- DIRECTIONS: Output all records below verbatim.

※ ※ ※

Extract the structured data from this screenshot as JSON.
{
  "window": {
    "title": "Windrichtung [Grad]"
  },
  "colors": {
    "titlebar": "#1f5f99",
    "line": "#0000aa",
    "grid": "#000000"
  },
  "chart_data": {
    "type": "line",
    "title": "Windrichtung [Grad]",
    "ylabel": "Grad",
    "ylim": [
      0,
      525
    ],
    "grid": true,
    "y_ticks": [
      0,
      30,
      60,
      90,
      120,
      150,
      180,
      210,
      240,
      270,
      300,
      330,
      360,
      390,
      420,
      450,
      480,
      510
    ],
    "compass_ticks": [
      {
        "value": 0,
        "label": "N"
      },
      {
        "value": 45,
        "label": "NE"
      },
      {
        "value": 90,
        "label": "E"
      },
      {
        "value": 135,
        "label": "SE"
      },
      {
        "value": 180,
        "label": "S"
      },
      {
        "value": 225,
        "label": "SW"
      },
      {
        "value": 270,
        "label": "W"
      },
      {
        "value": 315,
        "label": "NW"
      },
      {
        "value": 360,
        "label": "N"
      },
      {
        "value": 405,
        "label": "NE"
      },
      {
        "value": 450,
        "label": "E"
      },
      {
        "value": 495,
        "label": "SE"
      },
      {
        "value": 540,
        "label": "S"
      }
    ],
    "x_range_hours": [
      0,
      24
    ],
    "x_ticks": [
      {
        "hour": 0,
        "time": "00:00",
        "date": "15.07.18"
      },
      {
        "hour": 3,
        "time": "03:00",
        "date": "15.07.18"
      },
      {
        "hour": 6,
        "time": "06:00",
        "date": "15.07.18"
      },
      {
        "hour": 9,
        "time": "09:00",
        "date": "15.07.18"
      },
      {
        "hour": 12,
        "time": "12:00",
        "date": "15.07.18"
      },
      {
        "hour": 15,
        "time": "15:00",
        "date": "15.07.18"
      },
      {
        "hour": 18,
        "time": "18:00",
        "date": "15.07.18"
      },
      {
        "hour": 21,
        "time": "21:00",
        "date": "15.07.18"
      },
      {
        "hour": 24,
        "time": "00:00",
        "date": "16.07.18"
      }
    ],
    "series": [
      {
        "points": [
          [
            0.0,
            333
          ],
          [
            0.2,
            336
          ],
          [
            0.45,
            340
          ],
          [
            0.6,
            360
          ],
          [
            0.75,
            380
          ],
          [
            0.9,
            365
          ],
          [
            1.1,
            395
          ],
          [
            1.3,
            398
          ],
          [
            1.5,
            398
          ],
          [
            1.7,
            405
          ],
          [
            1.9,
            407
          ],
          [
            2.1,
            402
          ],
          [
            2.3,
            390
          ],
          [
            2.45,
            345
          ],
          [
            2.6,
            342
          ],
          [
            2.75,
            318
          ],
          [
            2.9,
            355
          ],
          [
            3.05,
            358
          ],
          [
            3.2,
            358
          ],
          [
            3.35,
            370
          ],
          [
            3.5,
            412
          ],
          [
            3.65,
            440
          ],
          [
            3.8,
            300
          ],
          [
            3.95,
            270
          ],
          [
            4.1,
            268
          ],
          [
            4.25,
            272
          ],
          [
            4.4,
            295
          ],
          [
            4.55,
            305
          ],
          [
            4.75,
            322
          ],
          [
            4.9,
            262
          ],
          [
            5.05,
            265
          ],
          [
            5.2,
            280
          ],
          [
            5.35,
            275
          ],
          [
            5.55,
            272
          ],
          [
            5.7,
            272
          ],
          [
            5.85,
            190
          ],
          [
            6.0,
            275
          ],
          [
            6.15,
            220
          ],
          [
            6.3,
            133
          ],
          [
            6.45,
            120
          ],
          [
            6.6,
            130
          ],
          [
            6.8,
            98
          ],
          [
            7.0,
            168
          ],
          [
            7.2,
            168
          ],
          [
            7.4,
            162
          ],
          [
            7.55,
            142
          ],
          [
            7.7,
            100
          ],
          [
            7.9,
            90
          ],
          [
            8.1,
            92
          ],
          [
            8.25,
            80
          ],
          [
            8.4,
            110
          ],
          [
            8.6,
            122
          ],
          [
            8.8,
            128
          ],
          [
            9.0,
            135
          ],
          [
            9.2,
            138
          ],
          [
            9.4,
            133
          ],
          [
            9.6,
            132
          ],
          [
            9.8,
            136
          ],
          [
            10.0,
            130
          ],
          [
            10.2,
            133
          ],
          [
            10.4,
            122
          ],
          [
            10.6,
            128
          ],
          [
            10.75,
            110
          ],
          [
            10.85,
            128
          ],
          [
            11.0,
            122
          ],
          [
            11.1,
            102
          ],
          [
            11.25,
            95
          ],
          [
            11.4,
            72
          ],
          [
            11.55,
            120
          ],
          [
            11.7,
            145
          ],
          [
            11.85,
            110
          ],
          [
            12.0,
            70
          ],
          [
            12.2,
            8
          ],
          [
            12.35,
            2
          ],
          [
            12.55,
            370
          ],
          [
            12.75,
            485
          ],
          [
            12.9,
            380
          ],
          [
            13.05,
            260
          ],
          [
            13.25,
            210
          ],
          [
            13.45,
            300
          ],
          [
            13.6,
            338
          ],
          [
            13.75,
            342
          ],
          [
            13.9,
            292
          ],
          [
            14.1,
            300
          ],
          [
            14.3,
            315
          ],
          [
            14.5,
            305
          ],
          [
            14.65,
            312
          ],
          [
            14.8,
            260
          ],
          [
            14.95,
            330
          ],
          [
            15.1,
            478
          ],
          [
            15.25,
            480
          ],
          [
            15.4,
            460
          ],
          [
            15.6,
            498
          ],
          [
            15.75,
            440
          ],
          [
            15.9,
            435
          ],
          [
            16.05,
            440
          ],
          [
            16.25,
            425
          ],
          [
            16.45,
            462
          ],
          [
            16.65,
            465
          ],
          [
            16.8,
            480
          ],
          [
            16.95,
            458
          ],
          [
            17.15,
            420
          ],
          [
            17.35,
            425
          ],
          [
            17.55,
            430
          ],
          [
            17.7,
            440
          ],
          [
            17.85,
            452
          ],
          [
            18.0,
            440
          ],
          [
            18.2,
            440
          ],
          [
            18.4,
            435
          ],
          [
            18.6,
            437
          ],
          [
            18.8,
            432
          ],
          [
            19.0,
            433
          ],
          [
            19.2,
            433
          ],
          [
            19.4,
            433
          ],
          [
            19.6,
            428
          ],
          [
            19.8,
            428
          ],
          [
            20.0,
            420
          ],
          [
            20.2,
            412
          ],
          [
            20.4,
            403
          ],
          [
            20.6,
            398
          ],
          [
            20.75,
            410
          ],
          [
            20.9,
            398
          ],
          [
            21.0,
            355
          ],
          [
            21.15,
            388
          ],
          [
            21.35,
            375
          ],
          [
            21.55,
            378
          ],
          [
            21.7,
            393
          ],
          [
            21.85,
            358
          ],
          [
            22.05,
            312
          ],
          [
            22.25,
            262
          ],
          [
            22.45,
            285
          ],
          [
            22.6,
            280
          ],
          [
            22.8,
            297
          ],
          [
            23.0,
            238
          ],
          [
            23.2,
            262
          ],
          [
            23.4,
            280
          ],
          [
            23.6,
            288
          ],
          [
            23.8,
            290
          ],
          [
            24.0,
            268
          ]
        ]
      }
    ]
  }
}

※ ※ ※

- ANSWER FOR THE TASK:
Extract the structured data from this screenshot as JSON.
{
  "window": {
    "title": "Windrichtung [Grad]"
  },
  "colors": {
    "titlebar": "#1f5f99",
    "line": "#0000aa",
    "grid": "#000000"
  },
  "chart_data": {
    "type": "line",
    "title": "Windrichtung [Grad]",
    "ylabel": "Grad",
    "ylim": [
      0,
      525
    ],
    "grid": true,
    "y_ticks": [
      0,
      30,
      60,
      90,
      120,
      150,
      180,
      210,
      240,
      270,
      300,
      330,
      360,
      390,
      420,
      450,
      480,
      510
    ],
    "compass_ticks": [
      {
        "value": 0,
        "label": "N"
      },
      {
        "value": 45,
        "label": "NE"
      },
      {
        "value": 90,
        "label": "E"
      },
      {
        "value": 135,
        "label": "SE"
      },
      {
        "value": 180,
        "label": "S"
      },
      {
        "value": 225,
        "label": "SW"
      },
      {
        "value": 270,
        "label": "W"
      },
      {
        "value": 315,
        "label": "NW"
      },
      {
        "value": 360,
        "label": "N"
      },
      {
        "value": 405,
        "label": "NE"
      },
      {
        "value": 450,
        "label": "E"
      },
      {
        "value": 495,
        "label": "SE"
      },
      {
        "value": 540,
        "label": "S"
      }
    ],
    "x_range_hours": [
      0,
      24
    ],
    "x_ticks": [
      {
        "hour": 0,
        "time": "00:00",
        "date": "15.07.18"
      },
      {
        "hour": 3,
        "time": "03:00",
        "date": "15.07.18"
      },
      {
        "hour": 6,
        "time": "06:00",
        "date": "15.07.18"
      },
      {
        "hour": 9,
        "time": "09:00",
        "date": "15.07.18"
      },
      {
        "hour": 12,
        "time": "12:00",
        "date": "15.07.18"
      },
      {
        "hour": 15,
        "time": "15:00",
        "date": "15.07.18"
      },
      {
        "hour": 18,
        "time": "18:00",
        "date": "15.07.18"
      },
      {
        "hour": 21,
        "time": "21:00",
        "date": "15.07.18"
      },
      {
        "hour": 24,
        "time": "00:00",
        "date": "16.07.18"
      }
    ],
    "series": [
      {
        "points": [
          [
            0.0,
            333
          ],
          [
            0.2,
            336
          ],
          [
            0.45,
            340
          ],
          [
            0.6,
            360
          ],
          [
            0.75,
            380
          ],
          [
            0.9,
            365
          ],
          [
            1.1,
            395
          ],
          [
            1.3,
            398
          ],
          [
            1.5,
            398
          ],
          [
            1.7,
            405
          ],
          [
            1.9,
            407
          ],
          [
            2.1,
            402
          ],
          [
            2.3,
            390
          ],
          [
            2.45,
            345
          ],
          [
            2.6,
            342
          ],
          [
            2.75,
            318
          ],
          [
            2.9,
            355
          ],
          [
            3.05,
            358
          ],
          [
            3.2,
            358
          ],
          [
            3.35,
            370
          ],
          [
            3.5,
            412
          ],
          [
            3.65,
            440
          ],
          [
            3.8,
            300
          ],
          [
            3.95,
            270
          ],
          [
            4.1,
            268
          ],
          [
            4.25,
            272
          ],
          [
            4.4,
            295
          ],
          [
            4.55,
            305
          ],
          [
            4.75,
            322
          ],
          [
            4.9,
            262
          ],
          [
            5.05,
            265
          ],
          [
            5.2,
            280
          ],
          [
            5.35,
            275
          ],
          [
            5.55,
            272
          ],
          [
            5.7,
            272
          ],
          [
            5.85,
            190
          ],
          [
            6.0,
            275
          ],
          [
            6.15,
            220
          ],
          [
            6.3,
            133
          ],
          [
            6.45,
            120
          ],
          [
            6.6,
            130
          ],
          [
            6.8,
            98
          ],
          [
            7.0,
            168
          ],
          [
            7.2,
            168
          ],
          [
            7.4,
            162
          ],
          [
            7.55,
            142
          ],
          [
            7.7,
            100
          ],
          [
            7.9,
            90
          ],
          [
            8.1,
            92
          ],
          [
            8.25,
            80
          ],
          [
            8.4,
            110
          ],
          [
            8.6,
            122
          ],
          [
            8.8,
            128
          ],
          [
            9.0,
            135
          ],
          [
            9.2,
            138
          ],
          [
            9.4,
            133
          ],
          [
            9.6,
            132
          ],
          [
            9.8,
            136
          ],
          [
            10.0,
            130
          ],
          [
            10.2,
            133
          ],
          [
            10.4,
            122
          ],
          [
            10.6,
            128
          ],
          [
            10.75,
            110
          ],
          [
            10.85,
            128
          ],
          [
            11.0,
            122
          ],
          [
            11.1,
            102
          ],
          [
            11.25,
            95
          ],
          [
            11.4,
            72
          ],
          [
            11.55,
            120
          ],
          [
            11.7,
            145
          ],
          [
            11.85,
            110
          ],
          [
            12.0,
            70
          ],
          [
            12.2,
            8
          ],
          [
            12.35,
            2
          ],
          [
            12.55,
            370
          ],
          [
            12.75,
            485
          ],
          [
            12.9,
            380
          ],
          [
            13.05,
            260
          ],
          [
            13.25,
            210
          ],
          [
            13.45,
            300
          ],
          [
            13.6,
            338
          ],
          [
            13.75,
            342
          ],
          [
            13.9,
            292
          ],
          [
            14.1,
            300
          ],
          [
            14.3,
            315
          ],
          [
            14.5,
            305
          ],
          [
            14.65,
            312
          ],
          [
            14.8,
            260
          ],
          [
            14.95,
            330
          ],
          [
            15.1,
            478
          ],
          [
            15.25,
            480
          ],
          [
            15.4,
            460
          ],
          [
            15.6,
            498
          ],
          [
            15.75,
            440
          ],
          [
            15.9,
            435
          ],
          [
            16.05,
            440
          ],
          [
            16.25,
            425
          ],
          [
            16.45,
            462
          ],
          [
            16.65,
            465
          ],
          [
            16.8,
            480
          ],
          [
            16.95,
            458
          ],
          [
            17.15,
            420
          ],
          [
            17.35,
            425
          ],
          [
            17.55,
            430
          ],
          [
            17.7,
            440
          ],
          [
            17.85,
            452
          ],
          [
            18.0,
            440
          ],
          [
            18.2,
            440
          ],
          [
            18.4,
            435
          ],
          [
            18.6,
            437
          ],
          [
            18.8,
            432
          ],
          [
            19.0,
            433
          ],
          [
            19.2,
            433
          ],
          [
            19.4,
            433
          ],
          [
            19.6,
            428
          ],
          [
            19.8,
            428
          ],
          [
            20.0,
            420
          ],
          [
            20.2,
            412
          ],
          [
            20.4,
            403
          ],
          [
            20.6,
            398
          ],
          [
            20.75,
            410
          ],
          [
            20.9,
            398
          ],
          [
            21.0,
            355
          ],
          [
            21.15,
            388
          ],
          [
            21.35,
            375
          ],
          [
            21.55,
            378
          ],
          [
            21.7,
            393
          ],
          [
            21.85,
            358
          ],
          [
            22.05,
            312
          ],
          [
            22.25,
            262
          ],
          [
            22.45,
            285
          ],
          [
            22.6,
            280
          ],
          [
            22.8,
            297
          ],
          [
            23.0,
            238
          ],
          [
            23.2,
            262
          ],
          [
            23.4,
            280
          ],
          [
            23.6,
            288
          ],
          [
            23.8,
            290
          ],
          [
            24.0,
            268
          ]
        ]
      }
    ]
  }
}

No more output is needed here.